When it is put like this, it does not seem difficult to adjust to from an individual standpoint. When an item of clothing is completely worn out, it can be returned to its first stages and reused. Instead of purchasing new items constantly, there are many ways to recycle your pieces; for example, a scarf can be used as a wrap-around tube top. 

The good thing about this model is that there is a strategy for everyone but some strategies will not work for some people; it is all about individual taste but it just goes to show that it is not impossible to support sustainable fashion. 

With regards to corporate responsibility, while they have a responsibility to change their production and distribution practices, they also have the responsibility towards their consumers and the patterns showcased from their customers. In Sweden, some companies provide second-hand or rented fashion systems, which allow consumers to lease clothes or accessories. Other companies have set up collection and recycling systems which will aid in the reusing of items and textiles. 

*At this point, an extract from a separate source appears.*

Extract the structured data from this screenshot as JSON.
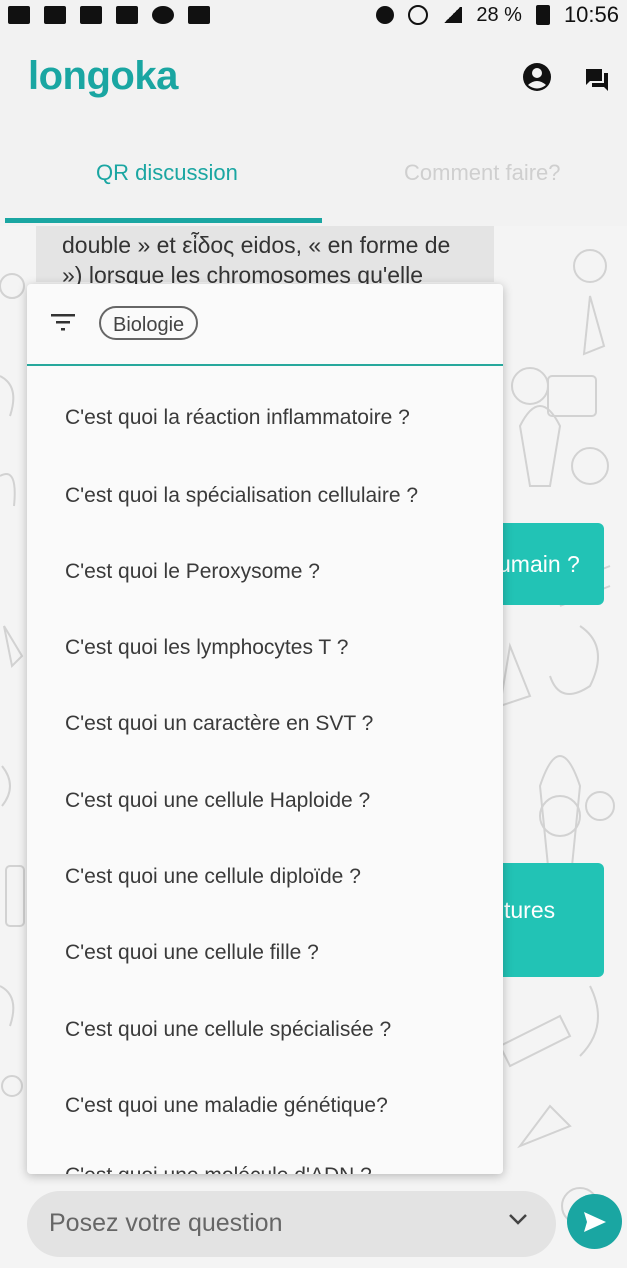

As a consumer that supports the sustainable fashion movement, you should ideally be looking for eco-friendly dyes. This includes dyes from digital printing as well that are more plant-based, recycled materials such as clothes that have been made from pre-existing textiles that do not require any new extraction from natural resources. This can include recycled nylon, polyester and cotton, in addition to organic and natural materials such as hemp, linen, cotton, silk and so on. As opposed to acrylic, nylon, or polyester which is derived from petroleum, low-waste or zero design clothing minimal to zero pattern cutting, as this contributes vastly to waste material. 

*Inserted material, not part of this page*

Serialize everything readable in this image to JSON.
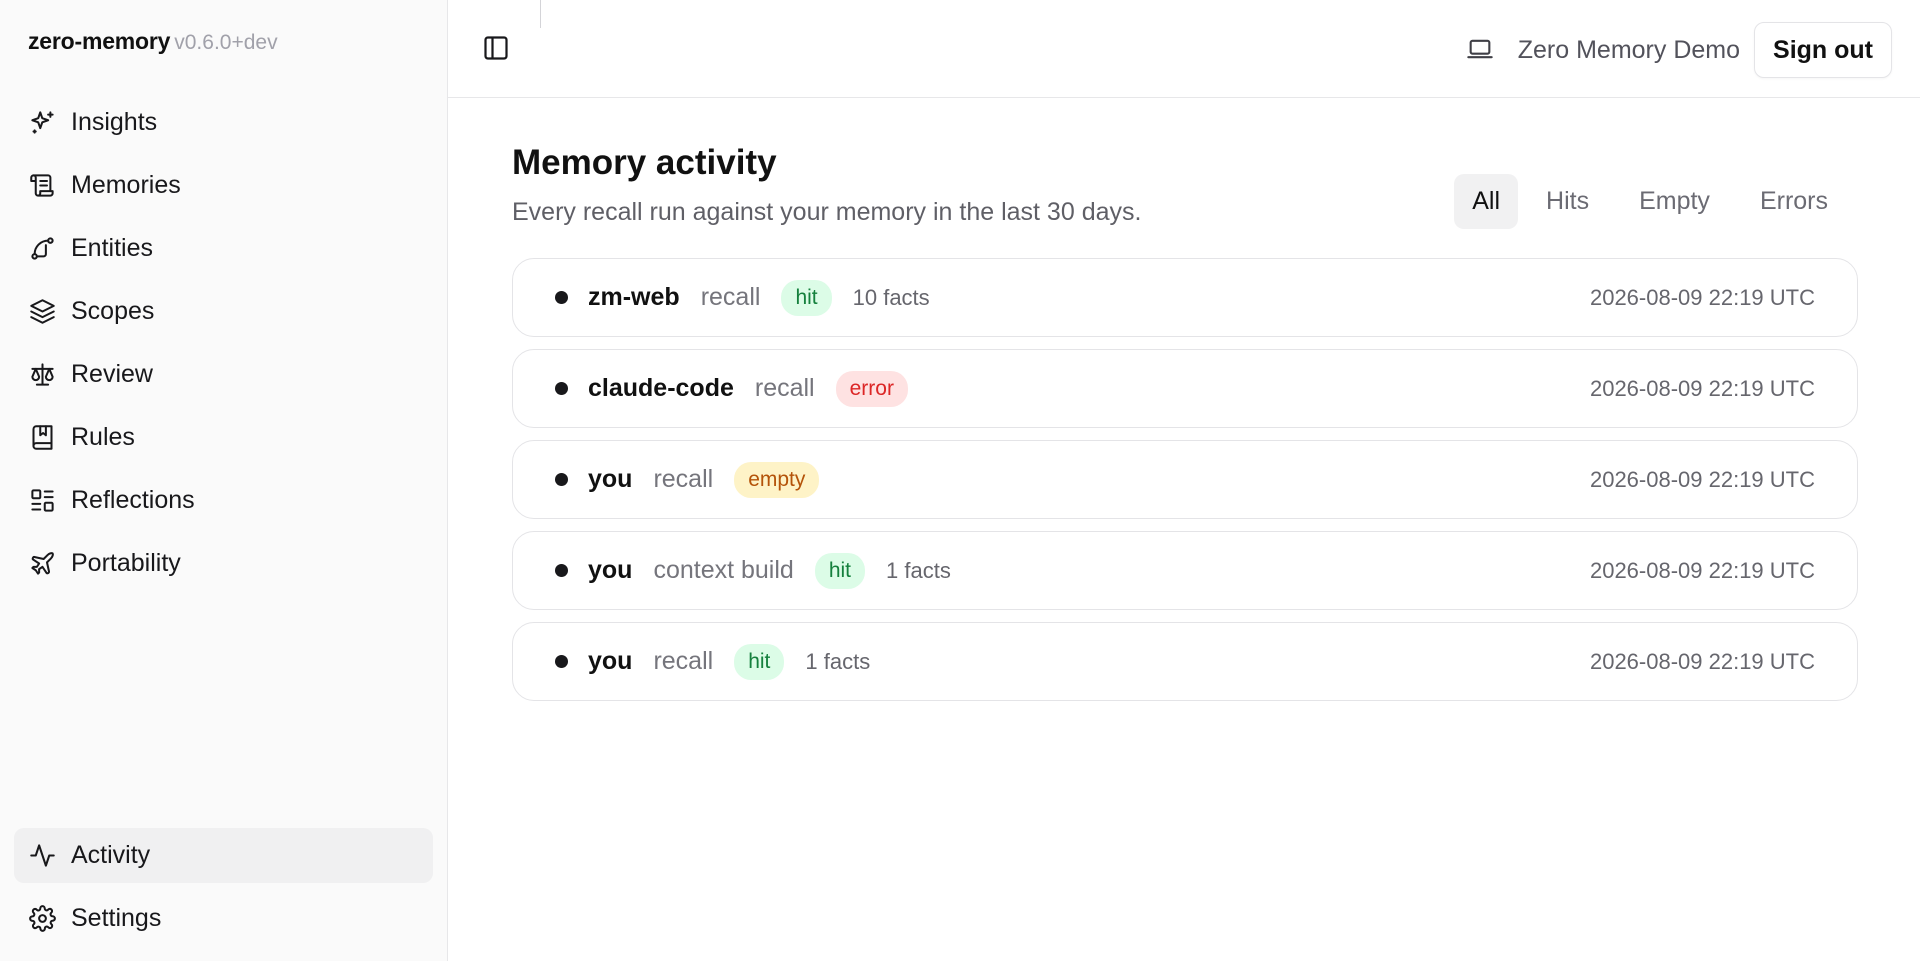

Further, you also have a choice of locally made clothes, such as products of local vendors you can support who source their fibres from local regions, a concept that many brands have embraced by producing their items closer to the location of purchase. The final option is second-hand clothes where you can find durable second-hand clothing, especially if it is handed down through family.